Those who advocate the “no interest loans solution” emphasize that the Bank of Canada has, in the past, purchased government debt without serious consequences. Are they right?
They are correct that the Bank of Canada does buy government debt. It does so as part of its mandate to regulate the supply of money in the economy. Buying federal government bonds – paid for by printing money – is one tool the Bank uses to fulfill its inflation mandate. The Bank, however, is very careful to ensure it does not buy so much as to threaten its low inflation target and it has never purchased debt simply to relieve the federal government with the need to pay interest. Those advocating the “no interest loans solution” are less correct about the suggestion that the purchase of government debt has never had unfavourable consequences. During the 1970s the Bank of Canada relied much more heavily than it does now on purchasing federal bonds as a way of regulating the money supply. This turned out to be a less successful policy than hoped. Those of a certain age will recall inflation rates exceeding 10% per year and the implementation of wage and price controls in an effort to slow inflation. That earlier policy has been replaced with one that relies much less on purchase of government debt.
Maybe that has not convinced you. If not, let me try another tack. No one likes to pay taxes. So when we pay taxes we demand government prove to us that we are getting good value for our money. We vote them out if they propose low-return public projects and vote them in if they convince us their spending proposals provide us with good value for our tax dollars. This disciplines governments to think hard before coming hat in hand to cranky taxpayers. This is how it should be. The idea of forcing the Bank of Canada to purchase government debt to give the government access to interest free borrowing is an invitation to fiscal profligacy.

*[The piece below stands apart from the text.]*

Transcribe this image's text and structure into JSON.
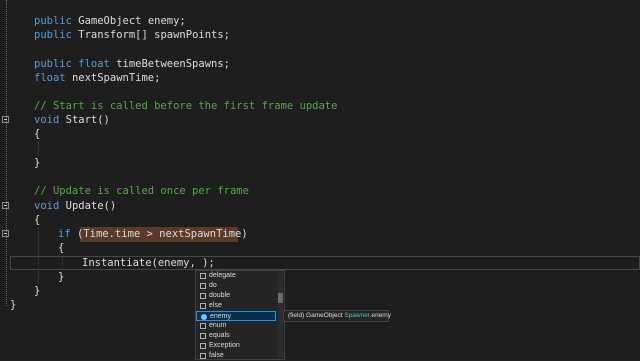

Why would taxpayers ever want to do such a thing?
So, bottom line, responsible central banks do not purchase government debt in order to relieve governments of the need to pay interest on their debt. Canada is not Zimbabwe and that, at least when it comes to inflation, is a very good thing.
Ron Kneebone is a Professor of Economics and Director of Economic & Social Policy in The School of Public Policy, both at the University of Calgary. His research interests are mainly in the areas of the macroeconomic aspects of public finances and fiscal federalism. His published research has dealt with issues pertaining to government budget financing in a federal state, the political economy of government deficit and debt reduction, the history of government fiscal and monetary relations in Canada and the characteristics of Canadian federal, provincial and municipal fiscal policy choices. Professor Kneebone is a co-author of two undergraduate textbooks in economics; a best-selling economics principles text with co-authors Gregory Mankiw and Ken McKenzie and an intermediate level text with co-authors Andrew Abel, Ben Bernanke, and Dean Croushore. For joint work with Ken McKenzie he was awarded the Doug Purvis Memorial Prize for the best published work in Canadian public policy in 1999. From 2002-2006, Professor Kneebone was an associate editor of Canadian Public Policy, Canada's foremost journal examining economic and social policy. An eight-time winner of a Superior Teaching Award in the Department of Economics he was also awarded the Faculty of Social Sciences Distinguished Teacher Award in 1997 and again in 2003.